Thursday, 1 January 2009

The Grandmother Memory.

This is a wordy post. I apologise. But it's something I have wanted to share with you for sometime. 

I believe in the Grandmother memory. The possibility of 'just knowing' things. Memories that we inherit from our Grandmother's Grandmother's. It explains the things I cannot explain. The things I have always just known. And I regret the word of mouth knowledge I have missed out on. My father's mother died before I was born, my mother's when I was a teenager and running a house was a distant speck on my horizon.
I often think about what it must have been like for my ancestral mothers, the hours they spent in their kitchens among the quiet sounds of running water, the breaking of an egg, kneading bread. I imagine a world scented with the strange and wonderful smells of orange peel, roses, spices and herbs. I think about the seasonal year, the turning seasons, the tasks, the making, the baking, the preserving.

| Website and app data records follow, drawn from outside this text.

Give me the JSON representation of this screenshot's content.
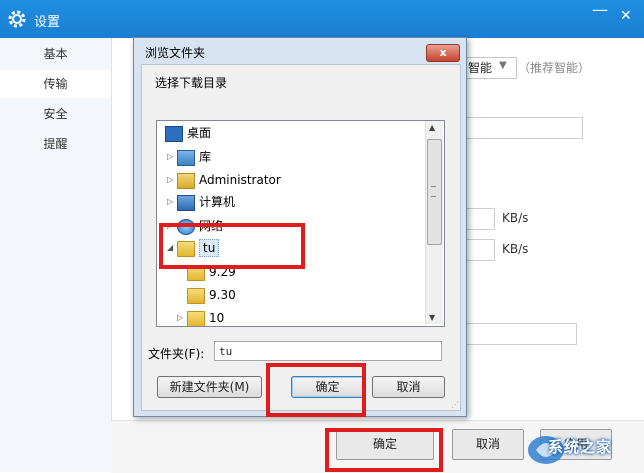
{
  "window": {
    "title": "设置",
    "minimize": "—",
    "close": "✕"
  },
  "sidebar": {
    "items": [
      {
        "label": "基本",
        "active": false
      },
      {
        "label": "传输",
        "active": true
      },
      {
        "label": "安全",
        "active": false
      },
      {
        "label": "提醒",
        "active": false
      }
    ]
  },
  "settings": {
    "mode_value": "智能",
    "mode_hint": "（推荐智能）",
    "speed_unit_1": "KB/s",
    "speed_unit_2": "KB/s"
  },
  "dialog": {
    "title": "浏览文件夹",
    "close": "x",
    "prompt": "选择下载目录",
    "tree": [
      {
        "label": "桌面",
        "icon": "desktop-icon"
      },
      {
        "label": "库",
        "icon": "library-icon"
      },
      {
        "label": "Administrator",
        "icon": "user-folder-icon"
      },
      {
        "label": "计算机",
        "icon": "computer-icon"
      },
      {
        "label": "网络",
        "icon": "network-icon"
      },
      {
        "label": "tu",
        "icon": "folder-icon",
        "selected": true
      },
      {
        "label": "9.29",
        "icon": "folder-icon"
      },
      {
        "label": "9.30",
        "icon": "folder-icon"
      },
      {
        "label": "10",
        "icon": "folder-icon"
      }
    ],
    "folder_label": "文件夹(F):",
    "folder_value": "tu",
    "new_folder_button": "新建文件夹(M)",
    "ok_button": "确定",
    "cancel_button": "取消"
  },
  "footer": {
    "ok_button": "确定",
    "cancel_button": "取消",
    "apply_button": "应用",
    "watermark": "系统之家"
  },
  "colors": {
    "accent": "#1a87db",
    "highlight": "#e11c1c"
  }
}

They were preserving their lives in each of those daily offerings. From their morning ablutions, to their night time prayers and every small task throughout their day. These women lived with routine and ritual their constant companions.

I do have one thing though. I have my Nana's notebooks. Her Household Book and her book of collected recipe's. I hadn't known of these when I started my own book of collected recipes about six or seven years ago. When I mentioned it to my Mum she produced these gems. I couldn't believe it! It was amazing to read her so familiar handwriting, to read recipes I knew well and associated with her, with family gatherings in Nana and Grandad's house, gatherings that are long distant childhood memories now.

Her household book is filled with things like paint codes from different rooms of the house, cooking temperatures in fahrenheit and centigrade, quantities of food for diferent numbers of people, E numbers, recipe for playdough, home cures for ailments, knitting needle sizes, things borrowed and from whom, phone numbers, spellings. My favourite though is her list of things to do in the week before Christmas. It makes me realise how some things don't change, although her list is a lot more extensive than mine!

I adore this little paragraph, both for it's humour and because it is such a sweet reminder of my grandparents.

"If when cutting up meat there is no room in the fridge, make sure that parcel of turkey etc is clearly labelled so it won't be put out as refuse! as in - 1976".

At this point I would like to say a huge grateful thank you to my Mum, for she is now the Grandmother. And she has taken the role to a whole new height. Far beyond what any of her ancestral mother's could ever have imagined. She is a shining star example to me and my daughter. She is an amazing role model to have. I am so grateful to have this. 

I like to think that each of us in our own way are recording a little piece of family history for our daughter's and their daughter's. It means so much to me that I am aware of this. That this child paced time in my life will have meaning to someone in the future. Maybe even has meaning now. That we are creating family traditions of our own, to be passed on and learned from. 
We are a link in the chain. All of us. And isn't that incredible!


Paddy said...

Being aware of all that is a major first step.

marty, sharon and pearl said...

this is so lovely. the weird thing is that my mum only told me a few years ago that her mum would have loved to be a home ec teacher (something that i became way back). she also said she loved making jams and particularly lemon curd, something which i love too and have sold in farmers markets and given as gifts at my wedding. i know my grandmother looks after me every second of the day.

Sara said...

I believe in Grandmother Memory too, although I never knew that was the name for it. It's funny but it is when I am in the kitchen too that I get waves of my Grandma come to me. Thank you for sharing.

Deborah said...

ciara that was truly lovely...your grandmothers would have been very proud of you,I'm sure.xx

Deirdre said...

That is so true, it so important to remember and talk about our grandmothers, if we, their grandaughters, don't remember them who will.
Thanks for those nice comments Ciara, just nice to know.